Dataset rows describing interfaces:
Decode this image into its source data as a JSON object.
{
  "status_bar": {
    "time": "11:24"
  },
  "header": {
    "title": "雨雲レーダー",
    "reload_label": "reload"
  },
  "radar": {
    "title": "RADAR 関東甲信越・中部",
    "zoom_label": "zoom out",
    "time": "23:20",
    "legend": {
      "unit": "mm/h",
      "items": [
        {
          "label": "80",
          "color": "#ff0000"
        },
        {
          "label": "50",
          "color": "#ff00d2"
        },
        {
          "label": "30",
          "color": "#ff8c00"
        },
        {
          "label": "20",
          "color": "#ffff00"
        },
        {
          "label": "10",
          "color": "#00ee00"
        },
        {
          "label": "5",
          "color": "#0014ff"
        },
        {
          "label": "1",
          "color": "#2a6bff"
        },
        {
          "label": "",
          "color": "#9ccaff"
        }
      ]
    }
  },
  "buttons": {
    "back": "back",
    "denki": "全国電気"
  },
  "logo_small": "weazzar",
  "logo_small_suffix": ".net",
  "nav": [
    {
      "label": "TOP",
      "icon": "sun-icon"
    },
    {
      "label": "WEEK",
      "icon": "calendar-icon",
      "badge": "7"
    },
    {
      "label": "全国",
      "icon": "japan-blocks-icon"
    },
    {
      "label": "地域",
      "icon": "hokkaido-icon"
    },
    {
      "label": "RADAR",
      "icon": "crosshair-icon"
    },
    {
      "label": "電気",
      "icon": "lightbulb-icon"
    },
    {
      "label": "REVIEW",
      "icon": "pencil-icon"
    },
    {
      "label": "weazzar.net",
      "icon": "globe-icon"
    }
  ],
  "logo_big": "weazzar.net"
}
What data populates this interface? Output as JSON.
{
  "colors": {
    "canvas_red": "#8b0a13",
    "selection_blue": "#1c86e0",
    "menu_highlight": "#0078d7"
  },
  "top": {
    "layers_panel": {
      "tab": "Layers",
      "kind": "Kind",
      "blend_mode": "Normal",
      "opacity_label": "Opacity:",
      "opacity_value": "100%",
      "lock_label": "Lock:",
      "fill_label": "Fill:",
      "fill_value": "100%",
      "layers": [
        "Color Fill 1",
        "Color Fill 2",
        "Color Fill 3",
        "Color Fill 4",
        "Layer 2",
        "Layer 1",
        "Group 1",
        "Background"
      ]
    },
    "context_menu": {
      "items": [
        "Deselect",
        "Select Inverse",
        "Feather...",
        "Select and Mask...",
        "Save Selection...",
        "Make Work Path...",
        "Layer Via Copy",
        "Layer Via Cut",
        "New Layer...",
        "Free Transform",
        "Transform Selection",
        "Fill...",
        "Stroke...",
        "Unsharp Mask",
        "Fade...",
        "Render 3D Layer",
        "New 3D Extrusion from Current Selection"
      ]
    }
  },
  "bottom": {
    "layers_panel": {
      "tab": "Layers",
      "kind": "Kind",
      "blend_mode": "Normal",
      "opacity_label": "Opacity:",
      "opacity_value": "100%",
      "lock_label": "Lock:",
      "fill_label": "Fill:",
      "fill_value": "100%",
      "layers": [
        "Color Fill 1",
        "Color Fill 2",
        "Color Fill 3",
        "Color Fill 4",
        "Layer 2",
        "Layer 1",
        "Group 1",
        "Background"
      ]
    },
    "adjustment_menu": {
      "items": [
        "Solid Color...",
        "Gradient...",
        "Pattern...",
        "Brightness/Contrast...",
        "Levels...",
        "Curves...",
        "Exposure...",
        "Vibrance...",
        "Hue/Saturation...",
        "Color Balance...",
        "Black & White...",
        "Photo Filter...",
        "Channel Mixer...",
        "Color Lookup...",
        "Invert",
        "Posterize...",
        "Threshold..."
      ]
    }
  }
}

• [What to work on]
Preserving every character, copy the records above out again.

• [Response box]
Decode this image into its source data as a JSON object.
{
  "status_bar": {
    "time": "11:24"
  },
  "header": {
    "title": "雨雲レーダー",
    "reload_label": "reload"
  },
  "radar": {
    "title": "RADAR 関東甲信越・中部",
    "zoom_label": "zoom out",
    "time": "23:20",
    "legend": {
      "unit": "mm/h",
      "items": [
        {
          "label": "80",
          "color": "#ff0000"
        },
        {
          "label": "50",
          "color": "#ff00d2"
        },
        {
          "label": "30",
          "color": "#ff8c00"
        },
        {
          "label": "20",
          "color": "#ffff00"
        },
        {
          "label": "10",
          "color": "#00ee00"
        },
        {
          "label": "5",
          "color": "#0014ff"
        },
        {
          "label": "1",
          "color": "#2a6bff"
        },
        {
          "label": "",
          "color": "#9ccaff"
        }
      ]
    }
  },
  "buttons": {
    "back": "back",
    "denki": "全国電気"
  },
  "logo_small": "weazzar",
  "logo_small_suffix": ".net",
  "nav": [
    {
      "label": "TOP",
      "icon": "sun-icon"
    },
    {
      "label": "WEEK",
      "icon": "calendar-icon",
      "badge": "7"
    },
    {
      "label": "全国",
      "icon": "japan-blocks-icon"
    },
    {
      "label": "地域",
      "icon": "hokkaido-icon"
    },
    {
      "label": "RADAR",
      "icon": "crosshair-icon"
    },
    {
      "label": "電気",
      "icon": "lightbulb-icon"
    },
    {
      "label": "REVIEW",
      "icon": "pencil-icon"
    },
    {
      "label": "weazzar.net",
      "icon": "globe-icon"
    }
  ],
  "logo_big": "weazzar.net"
}
What data populates this interface? Output as JSON.
{
  "colors": {
    "canvas_red": "#8b0a13",
    "selection_blue": "#1c86e0",
    "menu_highlight": "#0078d7"
  },
  "top": {
    "layers_panel": {
      "tab": "Layers",
      "kind": "Kind",
      "blend_mode": "Normal",
      "opacity_label": "Opacity:",
      "opacity_value": "100%",
      "lock_label": "Lock:",
      "fill_label": "Fill:",
      "fill_value": "100%",
      "layers": [
        "Color Fill 1",
        "Color Fill 2",
        "Color Fill 3",
        "Color Fill 4",
        "Layer 2",
        "Layer 1",
        "Group 1",
        "Background"
      ]
    },
    "context_menu": {
      "items": [
        "Deselect",
        "Select Inverse",
        "Feather...",
        "Select and Mask...",
        "Save Selection...",
        "Make Work Path...",
        "Layer Via Copy",
        "Layer Via Cut",
        "New Layer...",
        "Free Transform",
        "Transform Selection",
        "Fill...",
        "Stroke...",
        "Unsharp Mask",
        "Fade...",
        "Render 3D Layer",
        "New 3D Extrusion from Current Selection"
      ]
    }
  },
  "bottom": {
    "layers_panel": {
      "tab": "Layers",
      "kind": "Kind",
      "blend_mode": "Normal",
      "opacity_label": "Opacity:",
      "opacity_value": "100%",
      "lock_label": "Lock:",
      "fill_label": "Fill:",
      "fill_value": "100%",
      "layers": [
        "Color Fill 1",
        "Color Fill 2",
        "Color Fill 3",
        "Color Fill 4",
        "Layer 2",
        "Layer 1",
        "Group 1",
        "Background"
      ]
    },
    "adjustment_menu": {
      "items": [
        "Solid Color...",
        "Gradient...",
        "Pattern...",
        "Brightness/Contrast...",
        "Levels...",
        "Curves...",
        "Exposure...",
        "Vibrance...",
        "Hue/Saturation...",
        "Color Balance...",
        "Black & White...",
        "Photo Filter...",
        "Channel Mixer...",
        "Color Lookup...",
        "Invert",
        "Posterize...",
        "Threshold..."
      ]
    }
  }
}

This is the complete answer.